Alexander technique offers major back pain benefits
By Nigel Praities
Alexander technique provides significant benefit over usual care for patients with chronic low back pain, say the authors of the first long-term UK trial in the area.
In a landmark trial likely to be considered in NICE guidelines for back pain due for release next year, 24 sessions of Alexander technique resulted in a 86% reduction in days in pain and a 42% reduction in disability compared with usual care after one year.
The educational technique helps patients improve postural tone and muscular co-ordination and is currently not routinely funded by the NHS, but this study found compared with other interventions in nearly 600 patients with chronic back pain it was more effective than exercise or massage alone.
A combination of six sessions of Alexander technique and exercise was almost as effective as 24 sessions of Alexander technique, but adding exercise to 24 sessions of Alexander technique had no additional benefit.
Professor Paul Little, lead author and professor of primary care research, said his study showed Alexander technique was a low-cost alternative to currently available care and was also effective when combined with moderate exercise.
‘If I had chronic pain I would be something I would very seriously invest in. This is a big study and the patients have been followed long term, so it is pretty unlikely to be an aberrant finding.
‘GPs should consider recommending Alexander technique to their patients,' he said.
Professor Little, who is also a GP in Hampshire, said he was currently working on a cost-effectiveness analysis that he hoped would lead to a recommendation from NICE for Alexander technique, encouraging PCTs to fund the treatment on the NHS for patients with chronic back pain.
Dr Graham Archard, a GP in Christchurch, Dorset, and an author of the book 'A Simple Guide to Back Pain' said the study should be considered by NICE, but warned against any rash conclusions on the back of one study.
‘I am very much in favour of any medication or treatment that alleviates symptoms, but I have had some of my patients who have found Alexander technique very beneficial, but others who have found it no good whatsoever.' he said.

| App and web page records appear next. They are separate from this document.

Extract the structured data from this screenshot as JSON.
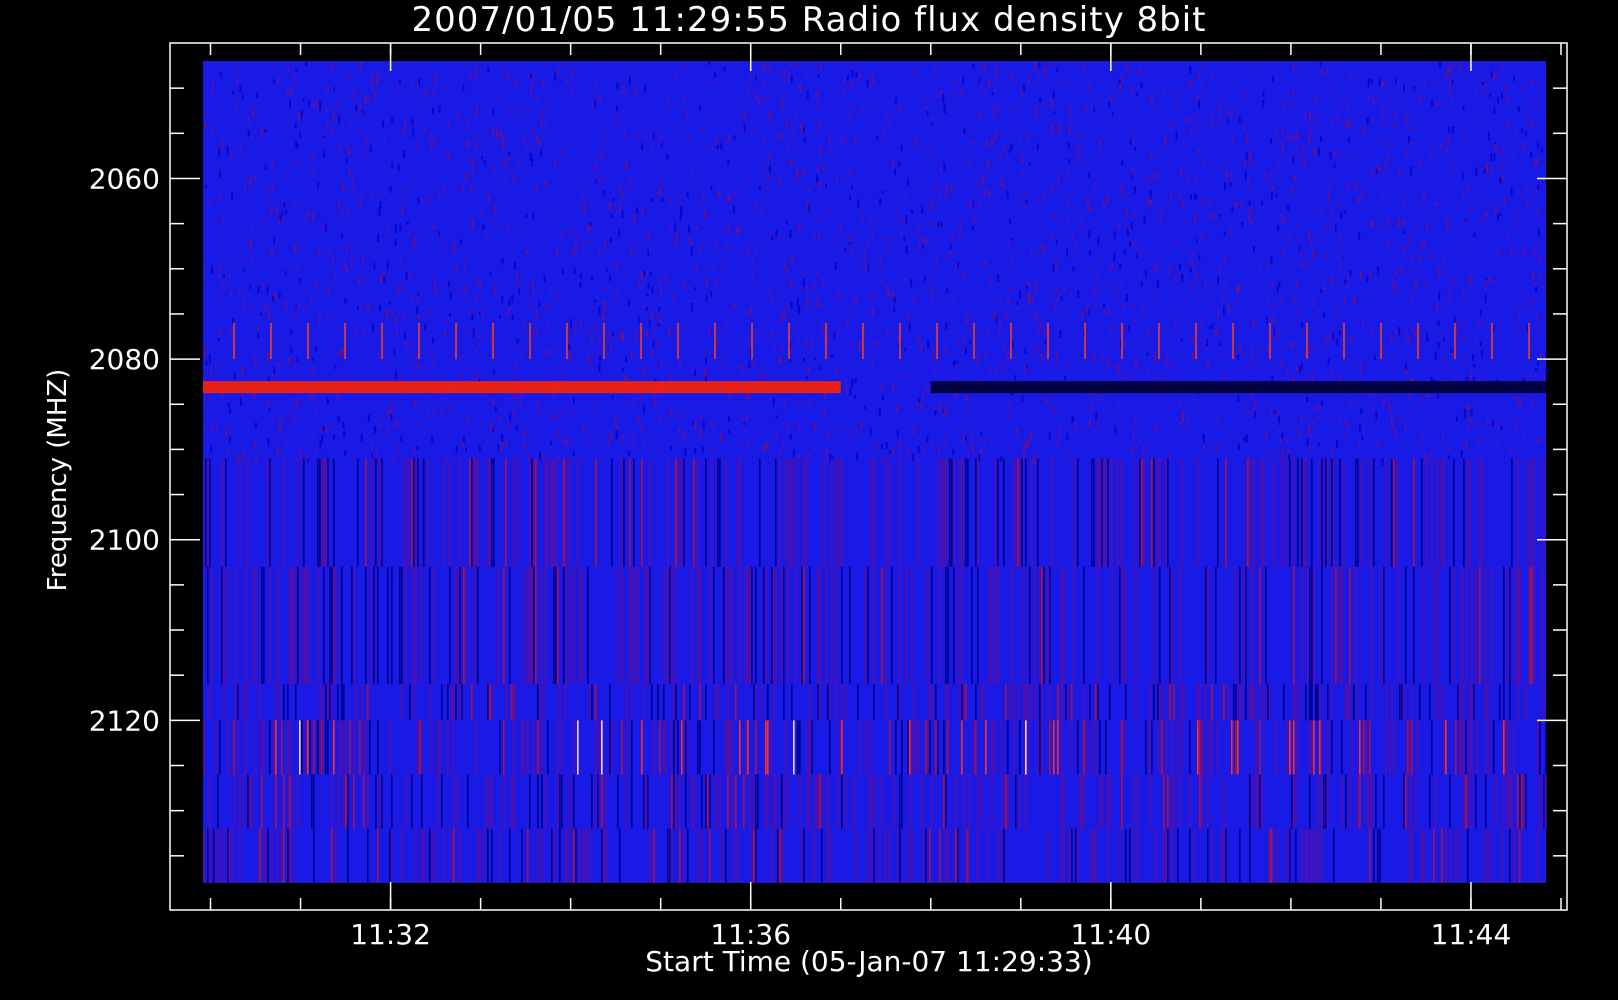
{
  "chart_data": {
    "type": "heatmap",
    "title": "2007/01/05 11:29:55 Radio flux density 8bit",
    "xlabel": "Start Time (05-Jan-07 11:29:33)",
    "ylabel": "Frequency (MHZ)",
    "x_tick_labels": [
      "11:32",
      "11:36",
      "11:40",
      "11:44"
    ],
    "x_ticks_minutes": [
      32,
      36,
      40,
      44
    ],
    "x_axis_range": [
      "11:29:33",
      "11:45:04"
    ],
    "y_tick_labels": [
      "2060",
      "2080",
      "2100",
      "2120"
    ],
    "y_ticks": [
      2060,
      2080,
      2100,
      2120
    ],
    "y_axis_range": [
      2045,
      2141
    ],
    "y_inverted": true,
    "data_extent": {
      "time_start": "11:29:55",
      "time_end": "11:44:50",
      "freq_top": 2047,
      "freq_bottom": 2138
    },
    "colormap": [
      "#000000",
      "#0000ff",
      "#ff0000",
      "#ffffff"
    ],
    "features": [
      {
        "kind": "horizontal-band",
        "freq": 2083,
        "time_start": "11:29:55",
        "time_end": "11:37:00",
        "color": "#ff2200"
      },
      {
        "kind": "horizontal-band",
        "freq": 2083,
        "time_start": "11:38:00",
        "time_end": "11:44:50",
        "color": "#000030"
      },
      {
        "kind": "periodic-bursts",
        "freq_start": 2076,
        "freq_end": 2080
      }
    ]
  }
}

The study is published early online in the British Medical Journal.